Spotted knapweed and tansy on the bank of the Clark Fork River

Above: A stand of spotted knapweed along the Clark Fork. The yellow flower behind it is common tansy, another invasive.

It’s bad enough to be an invasive species — the term shows a major fall in public esteem from the days when acclimatization was the rage. But as a descriptor, ‘invasive species’ doesn’t have a patch on ‘noxious weed’. Call something a noxious weed and there’s no doubt where you stand on it. You stand where you can best stamp it out.

The state of Montana is very firm on the subject of spotted knapweed, and the closely related diffuse knapweed and Russian knapweed. They are noxious weeds. (Indeed, some reports take the term ‘noxious’ quite literally, stating that knapweeds exude natural herbicides to discourage competition and can cause irritation to the skin of humans trying to pull them; one rumor gives them the power to induce ‘hand cancer’ if not handled with gloves.) Spotted knapweed arrived in Montana in the 1920s, most likely in a batch of alfalfa seed or perhaps on the creep down from western Canada, where it may have come ashore in the ballast of ships. Since then, it has been pulled and plucked, sprayed and dusted, mowed and set on fire. Thirteen different insects have been introduced into Montana in their turn as biological controls for knapweeds, from weevils that attack the roots to flies that lay eggs in the seed-heads. And yet it persists.

Why is the state of Montana so down on knapweed, which to the eyes of the casual observer is a rather pretty purple flower that livens up roadsides and ditches? The usual reaons, really. Knapweed dominates disturbed soils and form monocultures, displacing native plants. This is a serious matter for grassland birds, like the already-imperiled Sage Grouse, with specific habitat requirements tied to native plants; it also causes problems along rivers and streams in western Montana, where the knapweed’s hardy seeds, capable of surviving in the soil for years and traveling great distances in vehicle undercarriages and digestive systems, readily choke out more delicate germinators and thus contribute to erosion and the degradation of water quality. It’s not a friend to agriculture, either; a 1996 study attributes $14 million dollars in direct losses and $28 million in indirect losses from the Montana economy to the three knapweeds (Hirsch, S. A. and J. A. Leitch. 1996. The impact of knapweed on Montana’s economy. Agricultural Economics Report No. 355). Though sheep and goats will feed on newly-sprouted knapweed in the spring, a pasture dominated by the stuff turns woody in late summer and autumn, leaving little nutrition for grazing animals. Bees, and thus beekeepers, like the stuff fine, but they’re about the only ones who do.

Honeybee on spotted knapweed, Missoula MT

So, a big no on knapweed.

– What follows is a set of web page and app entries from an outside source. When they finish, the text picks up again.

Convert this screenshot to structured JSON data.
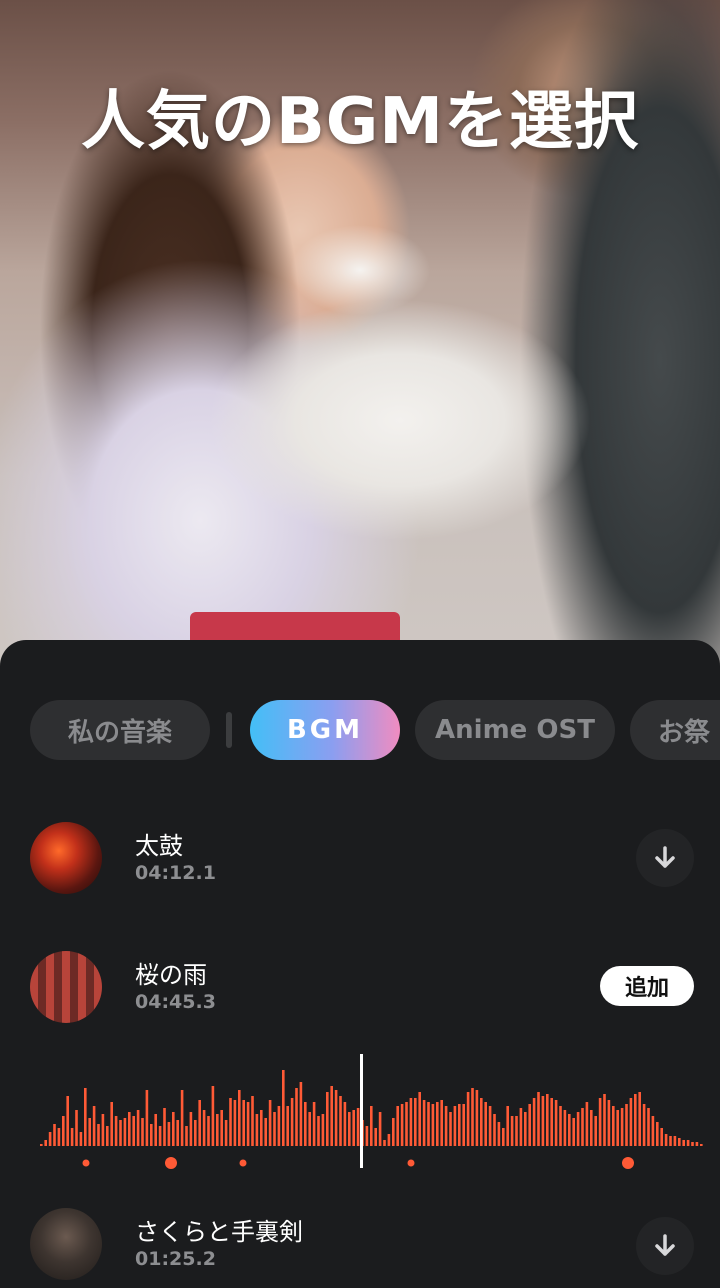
{
  "hero": {
    "title": "人気のBGMを選択"
  },
  "tabs": [
    {
      "label": "私の音楽",
      "active": false
    },
    {
      "label": "BGM",
      "active": true
    },
    {
      "label": "Anime OST",
      "active": false
    },
    {
      "label": "お祭",
      "active": false
    }
  ],
  "tracks": [
    {
      "title": "太鼓",
      "duration": "04:12.1",
      "action": "download-icon"
    },
    {
      "title": "桜の雨",
      "duration": "04:45.3",
      "action_label": "追加"
    },
    {
      "title": "さくらと手裏剣",
      "duration": "01:25.2",
      "action": "download-icon"
    }
  ],
  "waveform": {
    "progress": 0.5,
    "accent": "#ff5a36",
    "playhead_color": "#ffffff"
  },
  "colors": {
    "background": "#1b1c1e",
    "tab_bg": "#2e2f31",
    "active_tab_gradient": [
      "#43bff7",
      "#8b9ef0",
      "#f08cc0"
    ]
  }
}
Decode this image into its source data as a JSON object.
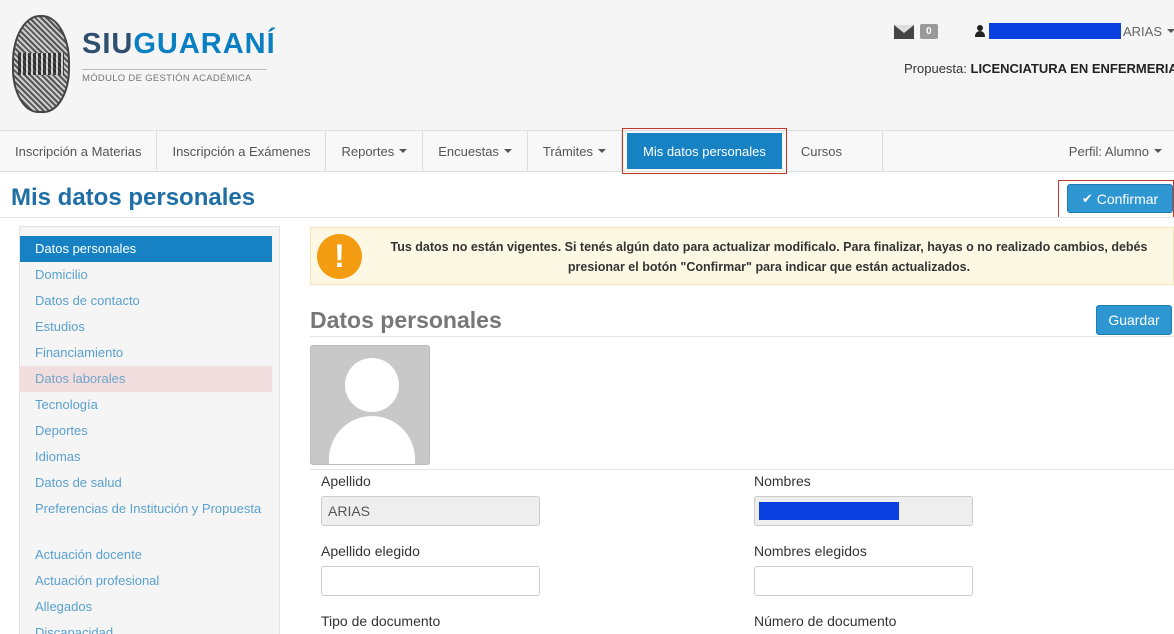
{
  "header": {
    "brand_siu": "SIU",
    "brand_guarani": "GUARANÍ",
    "brand_sub": "MÓDULO DE GESTIÓN ACADÉMICA",
    "mail_count": "0",
    "user_last": "ARIAS",
    "propuesta_label": "Propuesta:",
    "propuesta_value": "LICENCIATURA EN ENFERMERIA"
  },
  "nav": {
    "items": [
      "Inscripción a Materias",
      "Inscripción a Exámenes",
      "Reportes",
      "Encuestas",
      "Trámites",
      "Mis datos personales",
      "Cursos"
    ],
    "perfil": "Perfil: Alumno"
  },
  "page": {
    "title": "Mis datos personales",
    "confirm_label": "Confirmar"
  },
  "sidebar": {
    "items": [
      "Datos personales",
      "Domicilio",
      "Datos de contacto",
      "Estudios",
      "Financiamiento",
      "Datos laborales",
      "Tecnología",
      "Deportes",
      "Idiomas",
      "Datos de salud",
      "Preferencias de Institución y Propuesta",
      "Actuación docente",
      "Actuación profesional",
      "Allegados",
      "Discapacidad"
    ]
  },
  "alert": {
    "icon": "!",
    "text": "Tus datos no están vigentes. Si tenés algún dato para actualizar modificalo. Para finalizar, hayas o no realizado cambios, debés presionar el botón \"Confirmar\" para indicar que están actualizados."
  },
  "section": {
    "title": "Datos personales",
    "save_label": "Guardar"
  },
  "form": {
    "apellido_label": "Apellido",
    "apellido_value": "ARIAS",
    "nombres_label": "Nombres",
    "apellido_elegido_label": "Apellido elegido",
    "apellido_elegido_value": "",
    "nombres_elegidos_label": "Nombres elegidos",
    "nombres_elegidos_value": "",
    "tipo_doc_label": "Tipo de documento",
    "numero_doc_label": "Número de documento"
  },
  "colors": {
    "primary": "#1682c4",
    "button": "#2e97d1",
    "alert_bg": "#fcf8e3",
    "alert_icon": "#f39c12",
    "highlight_border": "#c0392b",
    "redaction": "#0a3fe0"
  }
}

But what has this to do with birders? Only this: that vehicles and pants-cuffs can pick up spotted knapweed seeds and disperse them. Yet I rarely see this discussed in articles on birding etiquette and what we as a group can do to help conservation, beyond generic admonishments to stay on-trail. Birders usually think of themselves as on the sides of the native angels in these matters, but I’ll be the first to admit that in younger days I thought nothing of the fact that my plunges into the brush to spot elusive tailfeathers might leave me covered in all sorts of odd seeds, which I’d then pick off myself at leisure on the walk home. Birders are also in an excellent position to report the spread of noxious weeds into new areas. In short, it behooves anyone who is going to be tramping about in nature to gain at least a passing familiarity with the invasive and noxious weeds of their area (your state’s Cooperative Extension is likely to have educational materials on the subject – see the nearest land grant university for details.)

Photos by me, for once. Spotted knapweed doesn’t fly away!

Invasive Species WeekHere at 10,000 Birds 20 July – 26 July is Invasive Species Week. We use the term “Invasive Species” in the broadest sense, to encompass those invasive species that have expanded beyond their historical ranges under their own power, by deliberate introduction, or by unintentional introduction. The sheer number of species that have been shuffled around on our big earth is impressive, though we will be dealing with the smaller sample size of invasive avians and other invasives that effect avians. Nonetheless, this week will be chock full of invasive species. So batten down the hatches, strap on your helmet, and prepare to be invaded! To access the entire week’s worth of content just click here.

Written by Carrie
Carrie Laben, after years of writing and birding in New York, moved to Montana to pursue her two great passions more effectively. She recently graduated with an MFA in Creative Nonfiction from the University of Montana in Missoula. When she is not cranking out essays and speculative fiction stories, or wandering around on mountains failing to see the birds she is looking for, she is likely to be drinking one of the many fine local microbrews or attending a potluck with something from the local farmer’s market in hand. On Mondays from 3 to 3:30 Mountain Time you can find her answering questions about birds on live chat at